* Provided material:

★ ★ ★

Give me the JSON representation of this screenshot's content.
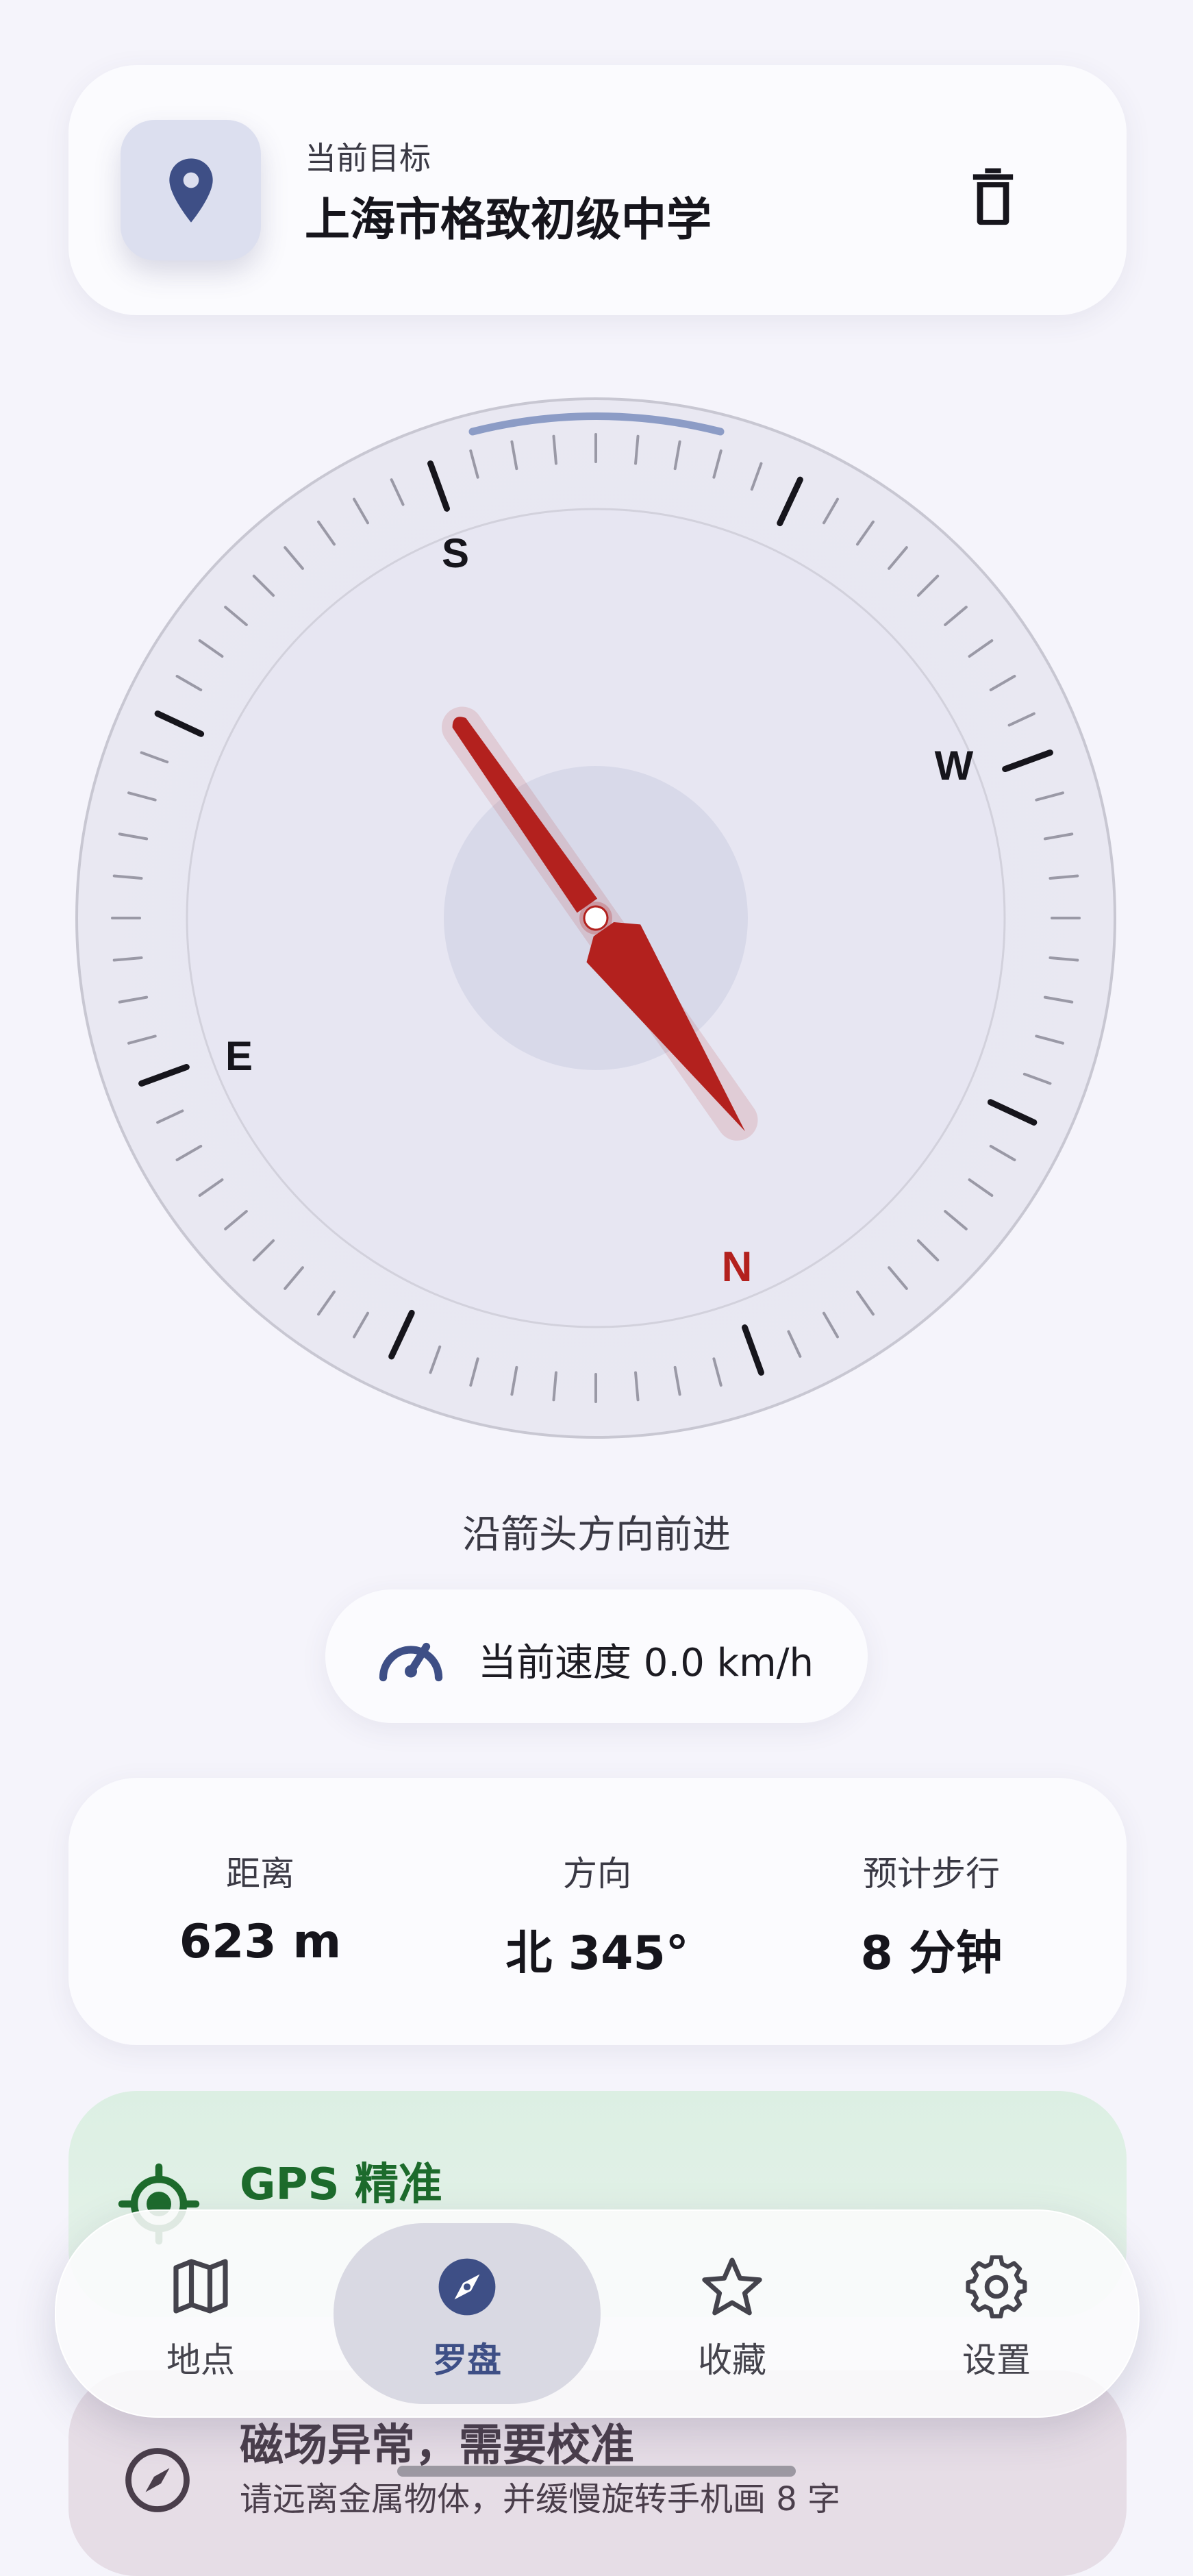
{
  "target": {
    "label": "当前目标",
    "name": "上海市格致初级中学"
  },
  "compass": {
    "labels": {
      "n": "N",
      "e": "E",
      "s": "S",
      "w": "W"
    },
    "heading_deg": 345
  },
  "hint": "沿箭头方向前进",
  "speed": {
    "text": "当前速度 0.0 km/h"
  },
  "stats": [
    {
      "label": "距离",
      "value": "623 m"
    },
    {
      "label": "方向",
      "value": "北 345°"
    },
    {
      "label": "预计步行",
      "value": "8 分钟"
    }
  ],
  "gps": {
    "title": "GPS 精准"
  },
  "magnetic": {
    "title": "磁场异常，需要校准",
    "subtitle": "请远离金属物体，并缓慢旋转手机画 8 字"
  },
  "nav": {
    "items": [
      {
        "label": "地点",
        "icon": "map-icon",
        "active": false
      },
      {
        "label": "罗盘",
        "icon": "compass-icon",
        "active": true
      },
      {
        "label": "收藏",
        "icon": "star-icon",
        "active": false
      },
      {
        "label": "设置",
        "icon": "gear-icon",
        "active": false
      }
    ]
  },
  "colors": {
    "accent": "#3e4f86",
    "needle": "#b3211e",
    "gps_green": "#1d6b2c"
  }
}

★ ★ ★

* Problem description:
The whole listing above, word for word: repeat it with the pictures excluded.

* Result for this task:
Give me the JSON representation of this screenshot's content.
{
  "target": {
    "label": "当前目标",
    "name": "上海市格致初级中学"
  },
  "compass": {
    "labels": {
      "n": "N",
      "e": "E",
      "s": "S",
      "w": "W"
    },
    "heading_deg": 345
  },
  "hint": "沿箭头方向前进",
  "speed": {
    "text": "当前速度 0.0 km/h"
  },
  "stats": [
    {
      "label": "距离",
      "value": "623 m"
    },
    {
      "label": "方向",
      "value": "北 345°"
    },
    {
      "label": "预计步行",
      "value": "8 分钟"
    }
  ],
  "gps": {
    "title": "GPS 精准"
  },
  "magnetic": {
    "title": "磁场异常，需要校准",
    "subtitle": "请远离金属物体，并缓慢旋转手机画 8 字"
  },
  "nav": {
    "items": [
      {
        "label": "地点",
        "icon": "map-icon",
        "active": false
      },
      {
        "label": "罗盘",
        "icon": "compass-icon",
        "active": true
      },
      {
        "label": "收藏",
        "icon": "star-icon",
        "active": false
      },
      {
        "label": "设置",
        "icon": "gear-icon",
        "active": false
      }
    ]
  },
  "colors": {
    "accent": "#3e4f86",
    "needle": "#b3211e",
    "gps_green": "#1d6b2c"
  }
}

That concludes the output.